What they do right...
I empathise with the motives of the site. Gulam wishes to propagate his beliefs and he wishes to do so at a convincing academic and scholarly level:
Because here I use the best scholarship possible to respond to various claims about Christianity and Islam. This site is a “academic” site in favor of Islam.This claim seems to be a hallmark which is often appealed to. Of course, it is a noble idea and he attempts to carry it out with integrity. For example, Gulam reviews the book What Did Jesus Really Say by Misha’al Ibn Abdullah. Gulam takes the initiative to critique the complete disregard for solid scholarship of a fellow Muslims polemicist against Christianity which is something I do not see from most amateur Muslim polemicists.
However, although he can recognise the flaws in other polemics what if we were to turn the light on his use of scholarship? It is one thing to claim to endorse a scholarly approach - and it is also another thing to employ it within your own writings.
Who are the scholars?
As a student of history, specifically Second Temple Judaism, Sectarian writings and Early Christianity, I am well aware of where the mainstream of academic scholarship stands. When illinformed critics present outdated and generally poor arguments about Christainity I can get rather irritated. So at the forefront of my mind when applying this historical method to early Islam, I am always conscious of where my sources stand within the generally accepted scholarly view.
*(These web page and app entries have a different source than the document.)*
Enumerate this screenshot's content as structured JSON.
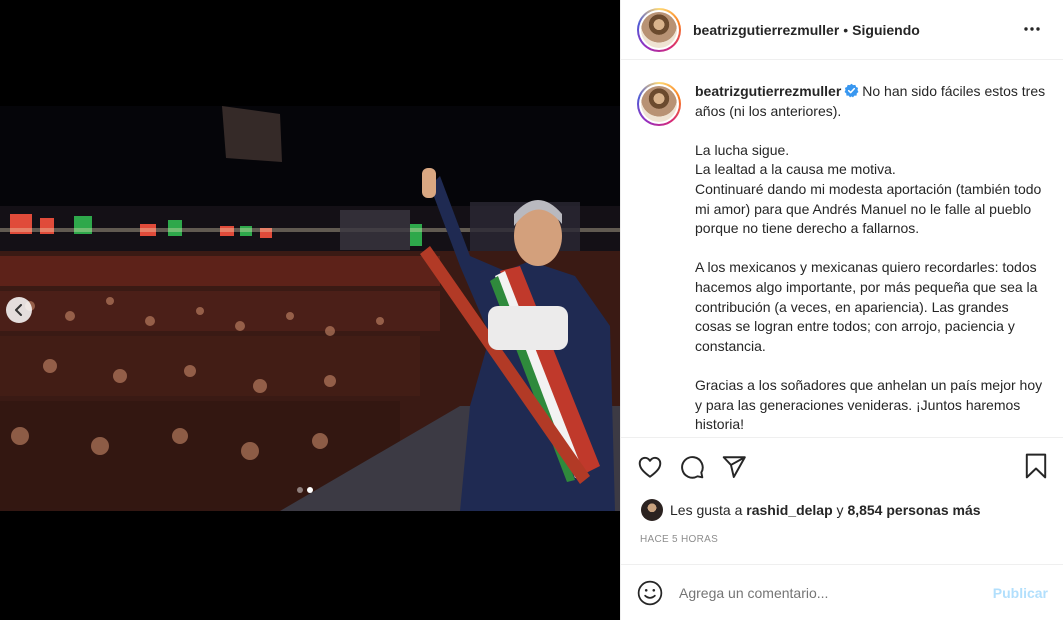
{
  "header": {
    "username": "beatrizgutierrezmuller",
    "separator": "•",
    "follow_status": "Siguiendo"
  },
  "caption": {
    "username": "beatrizgutierrezmuller",
    "paragraphs": [
      "No han sido fáciles estos tres años (ni los anteriores).",
      "La lucha sigue.\nLa lealtad a la causa me motiva.\nContinuaré dando mi modesta aportación (también todo mi amor) para que Andrés Manuel no le falle al pueblo porque no tiene derecho a fallarnos.",
      "A los mexicanos y mexicanas quiero recordarles: todos hacemos algo importante, por más pequeña que sea la contribución (a veces, en apariencia). Las grandes cosas se logran entre todos; con arrojo, paciencia y constancia.",
      "Gracias a los soñadores que anhelan un país mejor hoy y para las generaciones venideras. ¡Juntos haremos historia!"
    ]
  },
  "likes": {
    "prefix": "Les gusta a",
    "user": "rashid_delap",
    "connector": "y",
    "others": "8,854 personas más"
  },
  "timestamp": "HACE 5 HORAS",
  "comment": {
    "placeholder": "Agrega un comentario...",
    "publish_label": "Publicar"
  },
  "carousel": {
    "total": 2,
    "current": 2
  },
  "icons": [
    "more-options-icon",
    "verified-icon",
    "heart-icon",
    "comment-icon",
    "share-icon",
    "bookmark-icon",
    "emoji-icon",
    "chevron-left-icon"
  ],
  "colors": {
    "verified": "#3897f0",
    "publish_disabled": "#b2dffc",
    "muted": "#8e8e8e"
  }
}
In observing the references of Gulam's site, it seems his claims are far from the scholarly level he wishes to believe in. His main references seem to be those of fringe scholars at best, and often people who are neither scholars nor proficient in the topic they present. Among them:
- Richard Carrier
- Robert Funk
- Gerald Massey
- Zakir Naik
- Ahmed Deedat
Now, with the remaining two - they are indeed educated scholars. The late Robert Funk was one of the few real and reputable scholars of the controversial Jesus Seminar and Dr Carrier is prominent online Greco-Roman historian and naturalistic philosopher. However, these scholars and their works stand in a special place on the scholarly spectrum - that is, to the fringe. Their controversial theses are thoroughly contested by the mainstream of both believing and unbelieving scholarship. Personally, with my background in sectarian literature of the Second Temple periodS I feel very strongly against Dr Carrier's approach but that is another issue.
When people claim to utilised scholarly argumentation you must ask yourself who are their scholars. If, like in the above case, the majority are not scholars and the few scholars only represent a fringe of academic thought - is their representation truly honest?
Just some final recommendations to Ehteshaam Gulam. To broaden your spectrum on the issues of the historical Jesus and early Christianity I recommend a few books:
- Jesus Quest: The Third Search for the Jew of Nazareth by Professor Ben Witherington III. This text covers where the majority of scholars stand on the issue of historical Jesus studies. It emphasises the Jewish context of the historical Jesus, among other things.
- The Missing Gospels by Professor Darrell L. Bock - on early Christian diversity and 'alternative' texts.
- A few books by N.T. Wright on the historicity of Jesus and the physical resurrection.
Just to reitarate something I have mentioned earlier while commenting on the abuse of scholarship. I am not setting a caveat against the use of fringe scholars. I myself have used fringe scholars - however, for my readers I do employ caution and point out that to most the thesis is not widely accepted. Why I use controversial scholars sometimes, as do others, is not for the personal affinity to the scholarship for polemic or apologetic reasons. I use them when I find their arguments convincing and sound in some way or another.